This natural pattern of grazing is widespread among equids. On the African savannah, herds of zebras not known as picky eaters will move into regions ahead of other grazing species to graze on rough grasses and woody plants, opening the ground to sunlight where seeds sprout into young shoots that draw in other grazers such as gazelle and wildebeest. Zebras play a critical role in triggering the pattern of plant succession for the benefit of an entire community of animal species.
The concepts of conservation grazing and the use of horses and other large mammal grazers as habitat enhancers have not yet gained traction in Canada. But with proper management protocols, the program could go a long way toward economically improving damaged habitats and generating a rich biodiversity for the benefit of an entire wildlife community.
Meanwhile, the co-founders of CWHF are focusing on awareness and education of the status of horses today.
“We plan to bring ongoing awareness through the use of media, education programs, and monthly newsletters to Canadians from BC to Newfoundland,” said Betts. “CWHF is also building a resource website and welcomes opportunities to work within the community. We are currently working on a new initiative to bring the wild horses into the Canadian classroom, beginning right here in Ontario. And there is a federal petition in both official languages calling for Alberta’s wild horses to be designated a Canadian Heritage animal. This petition will circulate until early in August.”

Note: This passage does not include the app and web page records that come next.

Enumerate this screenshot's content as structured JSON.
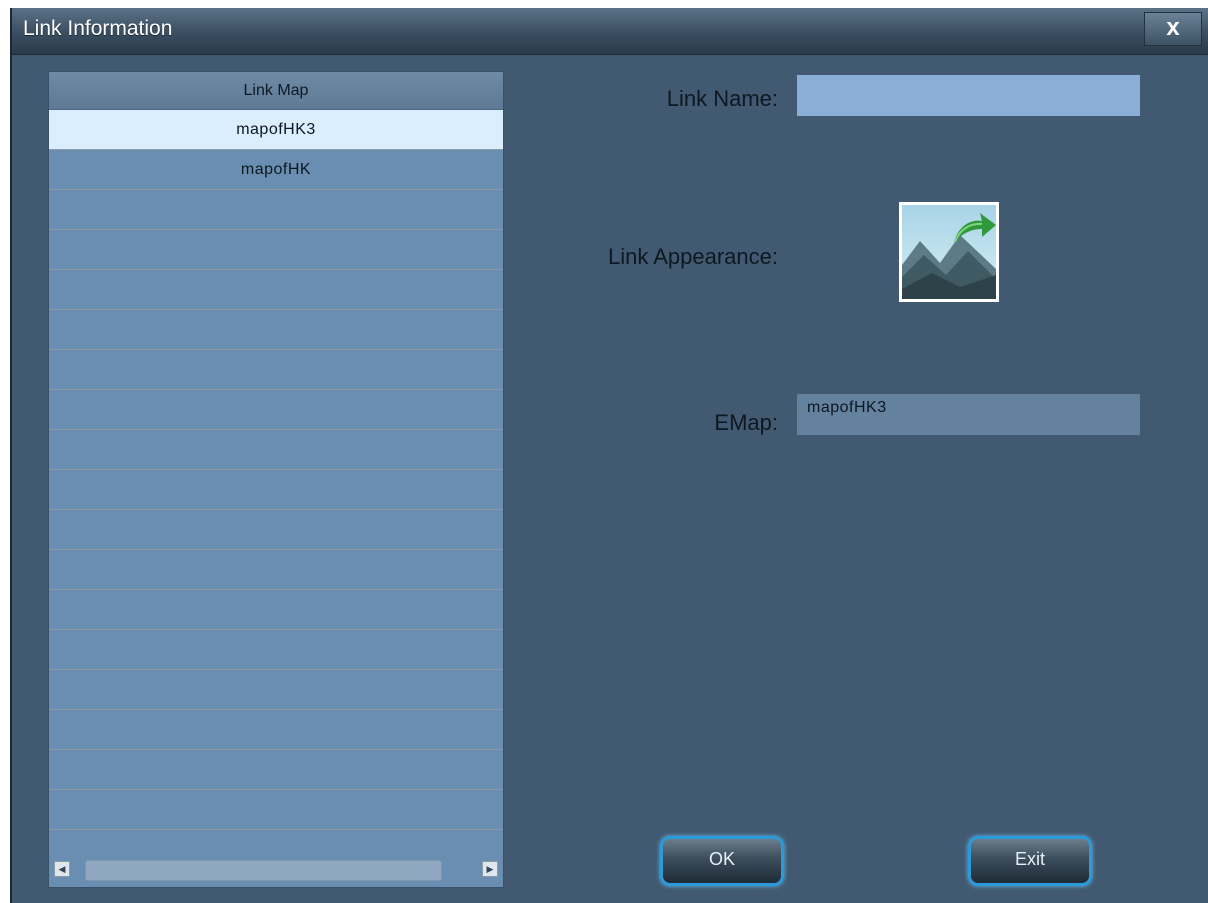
{
  "window": {
    "title": "Link Information",
    "close_label": "x"
  },
  "list": {
    "header": "Link Map",
    "items": [
      {
        "label": "mapofHK3",
        "selected": true
      },
      {
        "label": "mapofHK",
        "selected": false
      },
      {
        "label": "",
        "selected": false
      },
      {
        "label": "",
        "selected": false
      },
      {
        "label": "",
        "selected": false
      },
      {
        "label": "",
        "selected": false
      },
      {
        "label": "",
        "selected": false
      },
      {
        "label": "",
        "selected": false
      },
      {
        "label": "",
        "selected": false
      },
      {
        "label": "",
        "selected": false
      },
      {
        "label": "",
        "selected": false
      },
      {
        "label": "",
        "selected": false
      },
      {
        "label": "",
        "selected": false
      },
      {
        "label": "",
        "selected": false
      },
      {
        "label": "",
        "selected": false
      },
      {
        "label": "",
        "selected": false
      },
      {
        "label": "",
        "selected": false
      },
      {
        "label": "",
        "selected": false
      },
      {
        "label": "",
        "selected": false
      },
      {
        "label": "",
        "selected": false
      }
    ]
  },
  "form": {
    "link_name_label": "Link Name:",
    "link_name_value": "",
    "link_appearance_label": "Link Appearance:",
    "appearance_icon": "map-link-image-icon",
    "emap_label": "EMap:",
    "emap_value": "mapofHK3"
  },
  "buttons": {
    "ok_label": "OK",
    "exit_label": "Exit"
  },
  "colors": {
    "window_bg": "#425a71",
    "list_bg": "#6a8eb2",
    "selected_row": "#dbeefd",
    "button_border": "#2b9ad6",
    "link_name_field": "#8aaed6",
    "emap_field": "#64819d"
  }
}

Future programs include a horse rescue program, engaging horses in equine psychotherapy to help at-risk youth and veterans, establishing a safe haven for culled wild horses, and profiling wild horses in the ecotourism industry.
Calvert said that the cutoff date for their petition is August 1, 2013. “Our goal is 10,000 signatures. Our petition will be presented in September 2013 when the House comes back into session. To further the significance of our petition, we will also be providing copies of the 2800+ international signatures received on our www.change.org petition.”
Bett said that before a petition can be presented by a Member of Parliament, it needs to be reviewed by the Clerk of Petitions in Ottawa to be certified for correct content and form. “CWH’s federal petition has already cleared this process. The government should reply within 45 days after the petition has been presented. From there, the Legislative process is structured but complicated with the Bill passing through cabinet approvals and multiple readings. The whole process can take up to four years!”
What Defines a Native Species?
According to Kirkpatrick, a native species is defined by, a) where it originated, and b) whether it co-evolved with its habitat. The horse did both, here in North America, certifying its heritage as a native species.
The true nature of the horse and its unique native heritage is not about whether it is a wild horse, a range horse, or ponies loose in a field. It’s not about whether it is domestic, on the show circuit, or has a life on the race track. It’s not about whether it is a working cow horse, roping horse, or cutting horse. Neither is it about being feral, a human construct with no basis in biological science but a term used only to reinforce its marginalized stigma. At the very least, Canada’s wild horses deserve the heritage status that CWHF is seeking. But in reality, the horse, with its long, rich genetic heritage, is quite simply a reintroduced native North American wildlife species.
Main Article Photo: Duane Starr, www.duanestarrphotography.com
This article originally appeared in the June 2013 issue of Canadian Horse Journal.